A second calculation is performed for the energy transfer from the lens to the detector. The layout and mathematics are similar, but the focusing power of the lens is considered in this model.

Our computer model allows us to consider lens surface area, range and angle to the target, transmittance of the lens, reflectance of the lens, target area, incidence angle on the pyroelectric detector, and amount of defocus of the lens element. We can quickly arrange the elements so we use elements from the center of the master lens. The center portion of the lens has the greatest sensitivity. We can also model and identify other factors such as detector or lens tilt that will improve overall sensitivity. Due to the physical layout of a sensor, it is impossible to place each element at its precise focal distance from the pyro.

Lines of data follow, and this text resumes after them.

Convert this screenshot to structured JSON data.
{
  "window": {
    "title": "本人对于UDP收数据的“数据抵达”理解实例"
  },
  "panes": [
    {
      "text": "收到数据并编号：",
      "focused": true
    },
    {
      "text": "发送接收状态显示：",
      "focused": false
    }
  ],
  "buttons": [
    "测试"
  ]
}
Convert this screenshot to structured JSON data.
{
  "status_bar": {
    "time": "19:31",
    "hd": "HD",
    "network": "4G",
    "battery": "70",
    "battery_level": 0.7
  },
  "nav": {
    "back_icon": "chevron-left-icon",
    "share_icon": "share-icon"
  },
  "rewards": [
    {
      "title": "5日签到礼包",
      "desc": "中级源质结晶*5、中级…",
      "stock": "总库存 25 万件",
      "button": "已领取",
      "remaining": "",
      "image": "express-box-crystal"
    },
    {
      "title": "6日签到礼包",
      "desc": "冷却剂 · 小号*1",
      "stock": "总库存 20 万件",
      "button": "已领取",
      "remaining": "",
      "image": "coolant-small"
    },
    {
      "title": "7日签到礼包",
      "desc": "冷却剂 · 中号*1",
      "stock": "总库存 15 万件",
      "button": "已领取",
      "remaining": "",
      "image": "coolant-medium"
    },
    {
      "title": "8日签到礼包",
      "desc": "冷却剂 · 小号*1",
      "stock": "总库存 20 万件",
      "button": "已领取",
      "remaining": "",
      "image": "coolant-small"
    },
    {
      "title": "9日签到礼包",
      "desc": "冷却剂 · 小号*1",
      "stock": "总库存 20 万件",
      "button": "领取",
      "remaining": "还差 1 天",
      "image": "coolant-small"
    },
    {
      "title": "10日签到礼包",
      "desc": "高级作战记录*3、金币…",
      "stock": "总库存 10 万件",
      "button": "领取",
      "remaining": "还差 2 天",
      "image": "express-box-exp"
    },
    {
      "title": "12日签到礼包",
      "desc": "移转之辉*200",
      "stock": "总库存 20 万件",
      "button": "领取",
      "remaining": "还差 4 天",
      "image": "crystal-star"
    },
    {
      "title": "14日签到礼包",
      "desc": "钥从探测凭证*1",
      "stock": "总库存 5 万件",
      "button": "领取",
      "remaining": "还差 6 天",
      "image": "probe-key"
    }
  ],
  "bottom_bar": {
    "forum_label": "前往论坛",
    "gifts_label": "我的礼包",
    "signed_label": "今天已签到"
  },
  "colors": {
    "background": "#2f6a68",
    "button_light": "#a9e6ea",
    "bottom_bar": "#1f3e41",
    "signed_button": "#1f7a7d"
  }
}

This model allows us to select the focal lengths that will minimize defocus and maximize the overall sensitivity of the lens.

Third Design Step– Balanced Sensitivity

The end goal of our design cycle is balanced sensitivity. Once we have identified the features that will provide maximum sensitivity, we begin optimizing the lens to provide balanced sensitivity. We can make adjustments to the lens to balance the sensitivities between elements. The easiest change is to vary the size of the elements. This lets us compensate for reduced sensitivity due to range or angle by increasing the surface area of the element. We can adjust the detector tilt to compensate for the weakest set of zones.

Considering all these factors allows us to balance the sensitivity of each element. The numbers below are for the lens element in the array. The graphs show the performance of each factor in the design. These factors can be traced to the radiation transfer equation discussed earlier.

The drawings below show a lens that is in production, the W-23. The long range elements have larger areas due to the decreased energy available from a distant target (high R12). The outer elements are larger to account for reflectance and transmission losses at extreme angles. The short range elements are larger to compensate for the thin detection zones that cover only a small portion of the target.

11 x Long Range Zones

6 x Mid Range Zones

3 x Short Range Zones

The chart below shows the relative sensitivity of each element.

Conclusion

Before the lens enters production Infra-ótica builds a prototype and subjects the lens to a battery of tests.

 

· Each element is tested for sensitivity.

· Walk test, to confirm detection in two to three steps, and no holes in the detection pattern.

· Compatibility with a variety of sensors available on the market.